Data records
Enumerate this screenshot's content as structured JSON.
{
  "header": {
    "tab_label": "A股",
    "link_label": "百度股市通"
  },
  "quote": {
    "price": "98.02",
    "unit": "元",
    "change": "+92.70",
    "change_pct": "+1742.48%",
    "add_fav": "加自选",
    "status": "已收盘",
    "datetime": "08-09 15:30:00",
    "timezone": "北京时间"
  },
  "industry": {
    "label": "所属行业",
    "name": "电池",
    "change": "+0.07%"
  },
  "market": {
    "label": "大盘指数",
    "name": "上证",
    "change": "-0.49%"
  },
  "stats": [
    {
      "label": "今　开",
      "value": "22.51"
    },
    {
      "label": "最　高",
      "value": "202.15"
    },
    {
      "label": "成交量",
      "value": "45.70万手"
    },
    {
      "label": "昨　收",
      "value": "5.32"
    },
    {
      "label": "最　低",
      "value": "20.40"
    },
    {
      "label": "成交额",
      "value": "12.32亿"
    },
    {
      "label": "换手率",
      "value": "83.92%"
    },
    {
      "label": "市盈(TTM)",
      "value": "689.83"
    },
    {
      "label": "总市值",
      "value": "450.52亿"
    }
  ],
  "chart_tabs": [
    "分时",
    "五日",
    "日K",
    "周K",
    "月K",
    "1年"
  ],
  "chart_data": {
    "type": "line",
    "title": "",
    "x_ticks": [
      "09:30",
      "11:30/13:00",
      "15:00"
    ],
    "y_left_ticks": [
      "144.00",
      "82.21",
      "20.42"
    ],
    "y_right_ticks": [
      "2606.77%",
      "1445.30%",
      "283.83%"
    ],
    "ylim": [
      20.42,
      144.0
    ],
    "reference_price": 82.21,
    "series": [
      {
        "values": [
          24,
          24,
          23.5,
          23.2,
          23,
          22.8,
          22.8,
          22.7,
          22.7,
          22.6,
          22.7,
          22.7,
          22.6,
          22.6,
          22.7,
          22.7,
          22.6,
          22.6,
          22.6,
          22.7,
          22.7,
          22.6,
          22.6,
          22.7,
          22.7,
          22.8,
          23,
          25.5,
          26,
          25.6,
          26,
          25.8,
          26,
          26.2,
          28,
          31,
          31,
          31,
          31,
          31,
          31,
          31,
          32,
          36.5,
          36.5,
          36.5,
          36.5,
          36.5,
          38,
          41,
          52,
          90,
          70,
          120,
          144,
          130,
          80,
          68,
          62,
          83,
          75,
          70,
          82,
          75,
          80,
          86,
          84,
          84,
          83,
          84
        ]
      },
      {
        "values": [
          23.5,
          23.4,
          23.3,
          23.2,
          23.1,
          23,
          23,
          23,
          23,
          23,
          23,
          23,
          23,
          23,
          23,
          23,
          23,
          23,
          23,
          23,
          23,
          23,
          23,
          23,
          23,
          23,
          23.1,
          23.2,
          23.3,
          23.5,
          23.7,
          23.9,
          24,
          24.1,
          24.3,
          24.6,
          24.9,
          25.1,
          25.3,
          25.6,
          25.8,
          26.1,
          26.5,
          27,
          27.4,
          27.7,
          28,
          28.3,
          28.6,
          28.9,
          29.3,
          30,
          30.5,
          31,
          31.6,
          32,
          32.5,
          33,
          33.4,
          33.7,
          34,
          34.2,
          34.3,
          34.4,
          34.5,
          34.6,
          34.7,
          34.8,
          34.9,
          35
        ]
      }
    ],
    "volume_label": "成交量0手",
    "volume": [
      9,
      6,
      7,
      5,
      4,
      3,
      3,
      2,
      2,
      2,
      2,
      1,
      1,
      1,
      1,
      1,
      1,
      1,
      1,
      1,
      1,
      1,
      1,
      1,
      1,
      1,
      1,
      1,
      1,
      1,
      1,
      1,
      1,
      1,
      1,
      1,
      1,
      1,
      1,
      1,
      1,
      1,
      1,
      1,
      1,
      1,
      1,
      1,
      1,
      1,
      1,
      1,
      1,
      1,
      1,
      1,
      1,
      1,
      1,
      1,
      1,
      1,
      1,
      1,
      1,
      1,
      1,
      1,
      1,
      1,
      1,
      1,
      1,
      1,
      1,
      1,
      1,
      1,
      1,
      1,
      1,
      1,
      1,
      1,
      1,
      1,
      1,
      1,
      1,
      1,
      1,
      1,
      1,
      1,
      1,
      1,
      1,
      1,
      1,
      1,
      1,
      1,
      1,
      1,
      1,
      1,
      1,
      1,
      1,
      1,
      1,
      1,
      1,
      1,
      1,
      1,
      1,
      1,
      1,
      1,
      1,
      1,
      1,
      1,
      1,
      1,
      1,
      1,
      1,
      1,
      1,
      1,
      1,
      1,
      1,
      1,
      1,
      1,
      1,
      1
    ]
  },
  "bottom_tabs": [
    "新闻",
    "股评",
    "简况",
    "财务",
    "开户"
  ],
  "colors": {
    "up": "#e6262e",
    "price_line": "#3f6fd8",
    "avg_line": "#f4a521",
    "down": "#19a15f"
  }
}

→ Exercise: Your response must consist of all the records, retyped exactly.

→ Expected answer:
Enumerate this screenshot's content as structured JSON.
{
  "header": {
    "tab_label": "A股",
    "link_label": "百度股市通"
  },
  "quote": {
    "price": "98.02",
    "unit": "元",
    "change": "+92.70",
    "change_pct": "+1742.48%",
    "add_fav": "加自选",
    "status": "已收盘",
    "datetime": "08-09 15:30:00",
    "timezone": "北京时间"
  },
  "industry": {
    "label": "所属行业",
    "name": "电池",
    "change": "+0.07%"
  },
  "market": {
    "label": "大盘指数",
    "name": "上证",
    "change": "-0.49%"
  },
  "stats": [
    {
      "label": "今　开",
      "value": "22.51"
    },
    {
      "label": "最　高",
      "value": "202.15"
    },
    {
      "label": "成交量",
      "value": "45.70万手"
    },
    {
      "label": "昨　收",
      "value": "5.32"
    },
    {
      "label": "最　低",
      "value": "20.40"
    },
    {
      "label": "成交额",
      "value": "12.32亿"
    },
    {
      "label": "换手率",
      "value": "83.92%"
    },
    {
      "label": "市盈(TTM)",
      "value": "689.83"
    },
    {
      "label": "总市值",
      "value": "450.52亿"
    }
  ],
  "chart_tabs": [
    "分时",
    "五日",
    "日K",
    "周K",
    "月K",
    "1年"
  ],
  "chart_data": {
    "type": "line",
    "title": "",
    "x_ticks": [
      "09:30",
      "11:30/13:00",
      "15:00"
    ],
    "y_left_ticks": [
      "144.00",
      "82.21",
      "20.42"
    ],
    "y_right_ticks": [
      "2606.77%",
      "1445.30%",
      "283.83%"
    ],
    "ylim": [
      20.42,
      144.0
    ],
    "reference_price": 82.21,
    "series": [
      {
        "values": [
          24,
          24,
          23.5,
          23.2,
          23,
          22.8,
          22.8,
          22.7,
          22.7,
          22.6,
          22.7,
          22.7,
          22.6,
          22.6,
          22.7,
          22.7,
          22.6,
          22.6,
          22.6,
          22.7,
          22.7,
          22.6,
          22.6,
          22.7,
          22.7,
          22.8,
          23,
          25.5,
          26,
          25.6,
          26,
          25.8,
          26,
          26.2,
          28,
          31,
          31,
          31,
          31,
          31,
          31,
          31,
          32,
          36.5,
          36.5,
          36.5,
          36.5,
          36.5,
          38,
          41,
          52,
          90,
          70,
          120,
          144,
          130,
          80,
          68,
          62,
          83,
          75,
          70,
          82,
          75,
          80,
          86,
          84,
          84,
          83,
          84
        ]
      },
      {
        "values": [
          23.5,
          23.4,
          23.3,
          23.2,
          23.1,
          23,
          23,
          23,
          23,
          23,
          23,
          23,
          23,
          23,
          23,
          23,
          23,
          23,
          23,
          23,
          23,
          23,
          23,
          23,
          23,
          23,
          23.1,
          23.2,
          23.3,
          23.5,
          23.7,
          23.9,
          24,
          24.1,
          24.3,
          24.6,
          24.9,
          25.1,
          25.3,
          25.6,
          25.8,
          26.1,
          26.5,
          27,
          27.4,
          27.7,
          28,
          28.3,
          28.6,
          28.9,
          29.3,
          30,
          30.5,
          31,
          31.6,
          32,
          32.5,
          33,
          33.4,
          33.7,
          34,
          34.2,
          34.3,
          34.4,
          34.5,
          34.6,
          34.7,
          34.8,
          34.9,
          35
        ]
      }
    ],
    "volume_label": "成交量0手",
    "volume": [
      9,
      6,
      7,
      5,
      4,
      3,
      3,
      2,
      2,
      2,
      2,
      1,
      1,
      1,
      1,
      1,
      1,
      1,
      1,
      1,
      1,
      1,
      1,
      1,
      1,
      1,
      1,
      1,
      1,
      1,
      1,
      1,
      1,
      1,
      1,
      1,
      1,
      1,
      1,
      1,
      1,
      1,
      1,
      1,
      1,
      1,
      1,
      1,
      1,
      1,
      1,
      1,
      1,
      1,
      1,
      1,
      1,
      1,
      1,
      1,
      1,
      1,
      1,
      1,
      1,
      1,
      1,
      1,
      1,
      1,
      1,
      1,
      1,
      1,
      1,
      1,
      1,
      1,
      1,
      1,
      1,
      1,
      1,
      1,
      1,
      1,
      1,
      1,
      1,
      1,
      1,
      1,
      1,
      1,
      1,
      1,
      1,
      1,
      1,
      1,
      1,
      1,
      1,
      1,
      1,
      1,
      1,
      1,
      1,
      1,
      1,
      1,
      1,
      1,
      1,
      1,
      1,
      1,
      1,
      1,
      1,
      1,
      1,
      1,
      1,
      1,
      1,
      1,
      1,
      1,
      1,
      1,
      1,
      1,
      1,
      1,
      1,
      1,
      1,
      1
    ]
  },
  "bottom_tabs": [
    "新闻",
    "股评",
    "简况",
    "财务",
    "开户"
  ],
  "colors": {
    "up": "#e6262e",
    "price_line": "#3f6fd8",
    "avg_line": "#f4a521",
    "down": "#19a15f"
  }
}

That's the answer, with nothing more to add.